(Assignment) Filter the entries, keeping every line with the string "destination".
══ Supplied data ══
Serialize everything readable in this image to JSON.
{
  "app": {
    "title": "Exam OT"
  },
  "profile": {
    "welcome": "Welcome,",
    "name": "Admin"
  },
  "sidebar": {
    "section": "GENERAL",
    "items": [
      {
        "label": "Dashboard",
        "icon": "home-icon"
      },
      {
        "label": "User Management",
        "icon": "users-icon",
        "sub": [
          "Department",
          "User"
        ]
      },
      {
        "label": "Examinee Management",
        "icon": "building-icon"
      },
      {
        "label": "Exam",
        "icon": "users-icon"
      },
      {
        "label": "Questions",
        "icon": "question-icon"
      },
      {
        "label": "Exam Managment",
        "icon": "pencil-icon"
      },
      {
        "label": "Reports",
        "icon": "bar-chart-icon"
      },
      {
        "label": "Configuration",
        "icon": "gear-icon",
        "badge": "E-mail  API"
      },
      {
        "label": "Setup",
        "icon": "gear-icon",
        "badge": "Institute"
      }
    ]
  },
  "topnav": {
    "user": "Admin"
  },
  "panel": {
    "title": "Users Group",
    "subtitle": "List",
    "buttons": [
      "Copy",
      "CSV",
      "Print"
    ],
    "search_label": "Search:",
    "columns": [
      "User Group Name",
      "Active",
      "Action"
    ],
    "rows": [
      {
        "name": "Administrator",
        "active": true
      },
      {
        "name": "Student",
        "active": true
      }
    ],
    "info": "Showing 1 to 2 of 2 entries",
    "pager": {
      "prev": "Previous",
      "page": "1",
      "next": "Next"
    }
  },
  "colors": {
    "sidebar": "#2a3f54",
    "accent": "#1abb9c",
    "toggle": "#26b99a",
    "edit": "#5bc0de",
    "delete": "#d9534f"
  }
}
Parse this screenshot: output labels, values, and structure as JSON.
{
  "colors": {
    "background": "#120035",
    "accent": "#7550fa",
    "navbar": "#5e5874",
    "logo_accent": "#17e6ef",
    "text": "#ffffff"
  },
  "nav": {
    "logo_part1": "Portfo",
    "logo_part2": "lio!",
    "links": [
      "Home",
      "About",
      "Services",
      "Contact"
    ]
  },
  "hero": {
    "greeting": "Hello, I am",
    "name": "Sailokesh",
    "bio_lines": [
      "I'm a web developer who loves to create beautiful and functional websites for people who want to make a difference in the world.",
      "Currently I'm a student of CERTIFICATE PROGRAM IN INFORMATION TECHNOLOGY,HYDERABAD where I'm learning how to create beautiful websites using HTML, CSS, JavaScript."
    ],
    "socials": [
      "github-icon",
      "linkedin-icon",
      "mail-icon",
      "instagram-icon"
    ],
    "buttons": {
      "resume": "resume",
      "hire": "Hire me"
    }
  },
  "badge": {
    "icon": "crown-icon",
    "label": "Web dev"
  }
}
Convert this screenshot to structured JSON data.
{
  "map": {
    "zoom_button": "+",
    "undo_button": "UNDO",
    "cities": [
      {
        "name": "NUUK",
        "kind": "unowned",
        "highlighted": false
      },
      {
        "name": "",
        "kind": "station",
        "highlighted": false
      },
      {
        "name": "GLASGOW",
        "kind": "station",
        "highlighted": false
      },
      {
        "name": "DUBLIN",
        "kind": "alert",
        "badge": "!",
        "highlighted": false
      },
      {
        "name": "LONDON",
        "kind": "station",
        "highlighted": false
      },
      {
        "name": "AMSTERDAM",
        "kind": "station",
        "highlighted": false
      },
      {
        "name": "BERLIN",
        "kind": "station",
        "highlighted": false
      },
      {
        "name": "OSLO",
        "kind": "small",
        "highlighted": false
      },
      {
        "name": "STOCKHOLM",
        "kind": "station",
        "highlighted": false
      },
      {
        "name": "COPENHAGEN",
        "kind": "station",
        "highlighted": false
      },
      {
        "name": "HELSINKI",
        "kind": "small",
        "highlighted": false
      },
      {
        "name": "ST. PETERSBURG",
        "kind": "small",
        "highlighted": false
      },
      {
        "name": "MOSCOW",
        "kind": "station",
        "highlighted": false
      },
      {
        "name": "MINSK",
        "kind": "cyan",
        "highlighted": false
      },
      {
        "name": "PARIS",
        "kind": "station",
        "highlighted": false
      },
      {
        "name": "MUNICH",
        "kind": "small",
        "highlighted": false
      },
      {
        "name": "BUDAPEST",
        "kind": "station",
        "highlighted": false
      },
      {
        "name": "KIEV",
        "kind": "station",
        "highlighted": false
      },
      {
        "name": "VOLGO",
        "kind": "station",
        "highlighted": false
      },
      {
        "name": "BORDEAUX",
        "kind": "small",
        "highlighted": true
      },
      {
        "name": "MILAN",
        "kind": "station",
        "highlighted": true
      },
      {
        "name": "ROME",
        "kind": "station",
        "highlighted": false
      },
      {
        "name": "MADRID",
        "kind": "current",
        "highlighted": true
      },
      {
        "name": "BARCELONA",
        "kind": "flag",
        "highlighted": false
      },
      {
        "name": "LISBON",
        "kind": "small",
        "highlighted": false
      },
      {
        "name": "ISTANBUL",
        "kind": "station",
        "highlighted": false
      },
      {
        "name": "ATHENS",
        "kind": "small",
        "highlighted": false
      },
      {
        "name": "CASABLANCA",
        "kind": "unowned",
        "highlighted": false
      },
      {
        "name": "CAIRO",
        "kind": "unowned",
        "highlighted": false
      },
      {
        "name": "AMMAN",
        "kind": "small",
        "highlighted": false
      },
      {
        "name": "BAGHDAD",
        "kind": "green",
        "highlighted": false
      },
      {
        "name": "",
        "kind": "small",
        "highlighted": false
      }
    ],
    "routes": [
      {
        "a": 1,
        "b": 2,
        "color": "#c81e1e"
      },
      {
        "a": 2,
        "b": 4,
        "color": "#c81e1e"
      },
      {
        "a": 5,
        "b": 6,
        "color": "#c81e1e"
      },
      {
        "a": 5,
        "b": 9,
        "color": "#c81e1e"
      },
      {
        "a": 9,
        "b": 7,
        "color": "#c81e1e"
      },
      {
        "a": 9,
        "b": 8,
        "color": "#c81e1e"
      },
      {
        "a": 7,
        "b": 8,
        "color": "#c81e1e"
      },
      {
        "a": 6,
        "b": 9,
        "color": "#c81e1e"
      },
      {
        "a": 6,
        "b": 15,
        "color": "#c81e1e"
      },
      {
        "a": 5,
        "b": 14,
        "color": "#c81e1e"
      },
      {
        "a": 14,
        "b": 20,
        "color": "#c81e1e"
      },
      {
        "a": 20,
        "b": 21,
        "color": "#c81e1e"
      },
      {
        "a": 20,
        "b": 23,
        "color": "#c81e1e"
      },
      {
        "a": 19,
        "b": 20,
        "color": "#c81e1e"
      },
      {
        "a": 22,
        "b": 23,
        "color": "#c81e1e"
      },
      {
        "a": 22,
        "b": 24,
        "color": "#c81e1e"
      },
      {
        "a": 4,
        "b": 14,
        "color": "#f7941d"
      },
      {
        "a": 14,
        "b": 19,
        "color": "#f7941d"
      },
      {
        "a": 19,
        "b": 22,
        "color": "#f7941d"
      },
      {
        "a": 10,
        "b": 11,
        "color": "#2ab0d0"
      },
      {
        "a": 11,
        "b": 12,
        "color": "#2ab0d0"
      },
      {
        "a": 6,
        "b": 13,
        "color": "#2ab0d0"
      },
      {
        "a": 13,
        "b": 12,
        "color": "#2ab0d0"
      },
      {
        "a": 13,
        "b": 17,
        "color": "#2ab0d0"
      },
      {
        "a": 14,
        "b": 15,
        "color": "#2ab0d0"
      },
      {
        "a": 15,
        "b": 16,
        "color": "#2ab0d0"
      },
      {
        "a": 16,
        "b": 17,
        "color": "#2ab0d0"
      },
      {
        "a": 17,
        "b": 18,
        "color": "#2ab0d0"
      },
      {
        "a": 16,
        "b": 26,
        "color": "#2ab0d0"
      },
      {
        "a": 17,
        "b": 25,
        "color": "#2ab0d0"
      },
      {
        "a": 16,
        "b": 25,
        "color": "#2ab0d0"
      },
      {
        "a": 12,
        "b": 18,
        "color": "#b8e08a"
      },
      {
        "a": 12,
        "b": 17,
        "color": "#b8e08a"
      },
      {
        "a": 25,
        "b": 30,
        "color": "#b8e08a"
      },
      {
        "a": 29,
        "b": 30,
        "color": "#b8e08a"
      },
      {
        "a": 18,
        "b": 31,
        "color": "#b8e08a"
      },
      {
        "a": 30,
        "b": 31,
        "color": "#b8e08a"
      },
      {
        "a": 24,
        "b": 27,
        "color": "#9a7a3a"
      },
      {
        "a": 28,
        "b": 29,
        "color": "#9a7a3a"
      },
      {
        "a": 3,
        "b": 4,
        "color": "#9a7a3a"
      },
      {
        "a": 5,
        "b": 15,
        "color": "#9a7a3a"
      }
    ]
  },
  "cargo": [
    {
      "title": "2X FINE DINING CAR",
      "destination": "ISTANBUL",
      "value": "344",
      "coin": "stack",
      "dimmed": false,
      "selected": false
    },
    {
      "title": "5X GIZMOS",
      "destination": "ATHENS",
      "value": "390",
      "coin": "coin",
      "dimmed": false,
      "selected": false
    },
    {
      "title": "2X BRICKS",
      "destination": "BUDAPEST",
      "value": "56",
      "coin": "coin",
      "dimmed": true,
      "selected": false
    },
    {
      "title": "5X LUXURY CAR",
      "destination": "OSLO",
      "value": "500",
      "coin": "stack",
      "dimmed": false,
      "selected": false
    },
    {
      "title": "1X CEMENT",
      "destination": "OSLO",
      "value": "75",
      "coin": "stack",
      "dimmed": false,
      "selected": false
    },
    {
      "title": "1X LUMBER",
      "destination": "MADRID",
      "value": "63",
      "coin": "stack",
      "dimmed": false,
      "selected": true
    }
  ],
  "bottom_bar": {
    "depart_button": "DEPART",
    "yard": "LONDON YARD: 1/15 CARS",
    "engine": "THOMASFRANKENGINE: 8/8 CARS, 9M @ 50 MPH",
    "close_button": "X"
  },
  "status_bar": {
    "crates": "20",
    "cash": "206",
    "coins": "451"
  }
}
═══
(Exercise output)
      "destination": "ISTANBUL",
      "destination": "ATHENS",
      "destination": "BUDAPEST",
      "destination": "OSLO",
      "destination": "OSLO",
      "destination": "MADRID",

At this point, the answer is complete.